**ACTION ITEM:**
The entries should be given again so that each one matches the original exactly.

^^^^

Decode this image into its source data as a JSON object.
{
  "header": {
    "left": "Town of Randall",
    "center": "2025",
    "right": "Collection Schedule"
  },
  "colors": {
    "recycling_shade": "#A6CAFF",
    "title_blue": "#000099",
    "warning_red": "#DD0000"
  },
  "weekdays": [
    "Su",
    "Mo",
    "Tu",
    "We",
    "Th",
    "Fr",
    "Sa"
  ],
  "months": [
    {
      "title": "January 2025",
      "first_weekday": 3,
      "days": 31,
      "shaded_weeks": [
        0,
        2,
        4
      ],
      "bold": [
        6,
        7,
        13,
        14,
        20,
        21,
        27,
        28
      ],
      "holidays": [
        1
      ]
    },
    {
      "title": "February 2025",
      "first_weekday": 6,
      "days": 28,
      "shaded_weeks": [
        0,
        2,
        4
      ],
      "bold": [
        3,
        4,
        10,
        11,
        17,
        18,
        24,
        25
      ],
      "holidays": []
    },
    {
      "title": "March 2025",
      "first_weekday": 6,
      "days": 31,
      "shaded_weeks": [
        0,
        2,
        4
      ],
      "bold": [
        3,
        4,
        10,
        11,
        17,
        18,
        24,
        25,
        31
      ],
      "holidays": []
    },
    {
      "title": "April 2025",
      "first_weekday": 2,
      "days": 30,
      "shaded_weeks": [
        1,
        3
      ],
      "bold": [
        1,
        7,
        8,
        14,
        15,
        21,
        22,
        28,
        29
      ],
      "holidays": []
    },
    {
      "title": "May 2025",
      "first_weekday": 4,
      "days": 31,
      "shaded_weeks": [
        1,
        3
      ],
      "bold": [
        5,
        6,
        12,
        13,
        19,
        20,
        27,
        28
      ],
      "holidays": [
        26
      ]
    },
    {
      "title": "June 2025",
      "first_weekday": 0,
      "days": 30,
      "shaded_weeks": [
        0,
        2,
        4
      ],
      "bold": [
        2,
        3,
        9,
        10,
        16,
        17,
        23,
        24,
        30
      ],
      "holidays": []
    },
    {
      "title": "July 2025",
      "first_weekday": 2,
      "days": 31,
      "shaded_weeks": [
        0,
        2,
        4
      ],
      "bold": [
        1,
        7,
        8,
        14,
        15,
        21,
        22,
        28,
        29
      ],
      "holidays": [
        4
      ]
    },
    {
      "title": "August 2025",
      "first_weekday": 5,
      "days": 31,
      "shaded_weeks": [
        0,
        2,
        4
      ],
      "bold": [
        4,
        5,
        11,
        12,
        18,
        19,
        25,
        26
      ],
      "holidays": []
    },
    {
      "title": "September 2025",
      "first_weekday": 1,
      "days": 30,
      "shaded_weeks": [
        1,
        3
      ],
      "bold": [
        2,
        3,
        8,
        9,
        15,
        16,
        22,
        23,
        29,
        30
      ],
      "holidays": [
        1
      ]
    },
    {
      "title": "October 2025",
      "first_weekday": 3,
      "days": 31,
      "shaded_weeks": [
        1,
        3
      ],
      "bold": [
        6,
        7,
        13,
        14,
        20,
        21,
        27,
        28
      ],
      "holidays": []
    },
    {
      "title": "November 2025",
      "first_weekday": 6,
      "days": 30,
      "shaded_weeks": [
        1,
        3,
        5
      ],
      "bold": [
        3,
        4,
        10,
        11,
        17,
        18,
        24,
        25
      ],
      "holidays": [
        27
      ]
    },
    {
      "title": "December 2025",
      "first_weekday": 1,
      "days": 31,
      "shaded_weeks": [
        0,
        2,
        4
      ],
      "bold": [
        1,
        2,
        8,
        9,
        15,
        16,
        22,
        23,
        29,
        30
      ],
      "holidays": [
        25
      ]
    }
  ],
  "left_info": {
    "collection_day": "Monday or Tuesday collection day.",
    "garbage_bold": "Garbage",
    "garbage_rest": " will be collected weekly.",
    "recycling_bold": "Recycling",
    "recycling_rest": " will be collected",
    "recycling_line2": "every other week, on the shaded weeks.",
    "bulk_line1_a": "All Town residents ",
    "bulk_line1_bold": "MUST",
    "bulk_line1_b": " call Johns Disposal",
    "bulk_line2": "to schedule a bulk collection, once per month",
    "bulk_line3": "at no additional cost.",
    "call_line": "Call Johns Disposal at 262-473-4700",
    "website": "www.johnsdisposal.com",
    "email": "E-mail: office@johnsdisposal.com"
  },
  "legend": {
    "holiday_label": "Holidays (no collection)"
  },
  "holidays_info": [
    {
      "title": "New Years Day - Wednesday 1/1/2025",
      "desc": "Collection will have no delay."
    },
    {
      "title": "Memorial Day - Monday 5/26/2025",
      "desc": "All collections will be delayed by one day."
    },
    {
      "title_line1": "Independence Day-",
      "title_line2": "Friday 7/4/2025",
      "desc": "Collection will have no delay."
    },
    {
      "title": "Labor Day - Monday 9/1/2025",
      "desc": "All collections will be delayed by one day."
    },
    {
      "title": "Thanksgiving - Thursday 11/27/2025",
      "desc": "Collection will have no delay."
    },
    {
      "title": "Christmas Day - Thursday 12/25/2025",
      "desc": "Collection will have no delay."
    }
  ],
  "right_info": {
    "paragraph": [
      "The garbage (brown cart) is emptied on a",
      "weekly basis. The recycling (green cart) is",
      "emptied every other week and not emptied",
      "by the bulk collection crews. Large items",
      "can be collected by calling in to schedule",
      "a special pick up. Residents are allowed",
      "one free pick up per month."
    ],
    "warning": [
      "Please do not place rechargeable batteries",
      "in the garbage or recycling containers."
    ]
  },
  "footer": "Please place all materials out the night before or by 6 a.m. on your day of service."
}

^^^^

**YOUR RESPONSE:**
Decode this image into its source data as a JSON object.
{
  "header": {
    "left": "Town of Randall",
    "center": "2025",
    "right": "Collection Schedule"
  },
  "colors": {
    "recycling_shade": "#A6CAFF",
    "title_blue": "#000099",
    "warning_red": "#DD0000"
  },
  "weekdays": [
    "Su",
    "Mo",
    "Tu",
    "We",
    "Th",
    "Fr",
    "Sa"
  ],
  "months": [
    {
      "title": "January 2025",
      "first_weekday": 3,
      "days": 31,
      "shaded_weeks": [
        0,
        2,
        4
      ],
      "bold": [
        6,
        7,
        13,
        14,
        20,
        21,
        27,
        28
      ],
      "holidays": [
        1
      ]
    },
    {
      "title": "February 2025",
      "first_weekday": 6,
      "days": 28,
      "shaded_weeks": [
        0,
        2,
        4
      ],
      "bold": [
        3,
        4,
        10,
        11,
        17,
        18,
        24,
        25
      ],
      "holidays": []
    },
    {
      "title": "March 2025",
      "first_weekday": 6,
      "days": 31,
      "shaded_weeks": [
        0,
        2,
        4
      ],
      "bold": [
        3,
        4,
        10,
        11,
        17,
        18,
        24,
        25,
        31
      ],
      "holidays": []
    },
    {
      "title": "April 2025",
      "first_weekday": 2,
      "days": 30,
      "shaded_weeks": [
        1,
        3
      ],
      "bold": [
        1,
        7,
        8,
        14,
        15,
        21,
        22,
        28,
        29
      ],
      "holidays": []
    },
    {
      "title": "May 2025",
      "first_weekday": 4,
      "days": 31,
      "shaded_weeks": [
        1,
        3
      ],
      "bold": [
        5,
        6,
        12,
        13,
        19,
        20,
        27,
        28
      ],
      "holidays": [
        26
      ]
    },
    {
      "title": "June 2025",
      "first_weekday": 0,
      "days": 30,
      "shaded_weeks": [
        0,
        2,
        4
      ],
      "bold": [
        2,
        3,
        9,
        10,
        16,
        17,
        23,
        24,
        30
      ],
      "holidays": []
    },
    {
      "title": "July 2025",
      "first_weekday": 2,
      "days": 31,
      "shaded_weeks": [
        0,
        2,
        4
      ],
      "bold": [
        1,
        7,
        8,
        14,
        15,
        21,
        22,
        28,
        29
      ],
      "holidays": [
        4
      ]
    },
    {
      "title": "August 2025",
      "first_weekday": 5,
      "days": 31,
      "shaded_weeks": [
        0,
        2,
        4
      ],
      "bold": [
        4,
        5,
        11,
        12,
        18,
        19,
        25,
        26
      ],
      "holidays": []
    },
    {
      "title": "September 2025",
      "first_weekday": 1,
      "days": 30,
      "shaded_weeks": [
        1,
        3
      ],
      "bold": [
        2,
        3,
        8,
        9,
        15,
        16,
        22,
        23,
        29,
        30
      ],
      "holidays": [
        1
      ]
    },
    {
      "title": "October 2025",
      "first_weekday": 3,
      "days": 31,
      "shaded_weeks": [
        1,
        3
      ],
      "bold": [
        6,
        7,
        13,
        14,
        20,
        21,
        27,
        28
      ],
      "holidays": []
    },
    {
      "title": "November 2025",
      "first_weekday": 6,
      "days": 30,
      "shaded_weeks": [
        1,
        3,
        5
      ],
      "bold": [
        3,
        4,
        10,
        11,
        17,
        18,
        24,
        25
      ],
      "holidays": [
        27
      ]
    },
    {
      "title": "December 2025",
      "first_weekday": 1,
      "days": 31,
      "shaded_weeks": [
        0,
        2,
        4
      ],
      "bold": [
        1,
        2,
        8,
        9,
        15,
        16,
        22,
        23,
        29,
        30
      ],
      "holidays": [
        25
      ]
    }
  ],
  "left_info": {
    "collection_day": "Monday or Tuesday collection day.",
    "garbage_bold": "Garbage",
    "garbage_rest": " will be collected weekly.",
    "recycling_bold": "Recycling",
    "recycling_rest": " will be collected",
    "recycling_line2": "every other week, on the shaded weeks.",
    "bulk_line1_a": "All Town residents ",
    "bulk_line1_bold": "MUST",
    "bulk_line1_b": " call Johns Disposal",
    "bulk_line2": "to schedule a bulk collection, once per month",
    "bulk_line3": "at no additional cost.",
    "call_line": "Call Johns Disposal at 262-473-4700",
    "website": "www.johnsdisposal.com",
    "email": "E-mail: office@johnsdisposal.com"
  },
  "legend": {
    "holiday_label": "Holidays (no collection)"
  },
  "holidays_info": [
    {
      "title": "New Years Day - Wednesday 1/1/2025",
      "desc": "Collection will have no delay."
    },
    {
      "title": "Memorial Day - Monday 5/26/2025",
      "desc": "All collections will be delayed by one day."
    },
    {
      "title_line1": "Independence Day-",
      "title_line2": "Friday 7/4/2025",
      "desc": "Collection will have no delay."
    },
    {
      "title": "Labor Day - Monday 9/1/2025",
      "desc": "All collections will be delayed by one day."
    },
    {
      "title": "Thanksgiving - Thursday 11/27/2025",
      "desc": "Collection will have no delay."
    },
    {
      "title": "Christmas Day - Thursday 12/25/2025",
      "desc": "Collection will have no delay."
    }
  ],
  "right_info": {
    "paragraph": [
      "The garbage (brown cart) is emptied on a",
      "weekly basis. The recycling (green cart) is",
      "emptied every other week and not emptied",
      "by the bulk collection crews. Large items",
      "can be collected by calling in to schedule",
      "a special pick up. Residents are allowed",
      "one free pick up per month."
    ],
    "warning": [
      "Please do not place rechargeable batteries",
      "in the garbage or recycling containers."
    ]
  },
  "footer": "Please place all materials out the night before or by 6 a.m. on your day of service."
}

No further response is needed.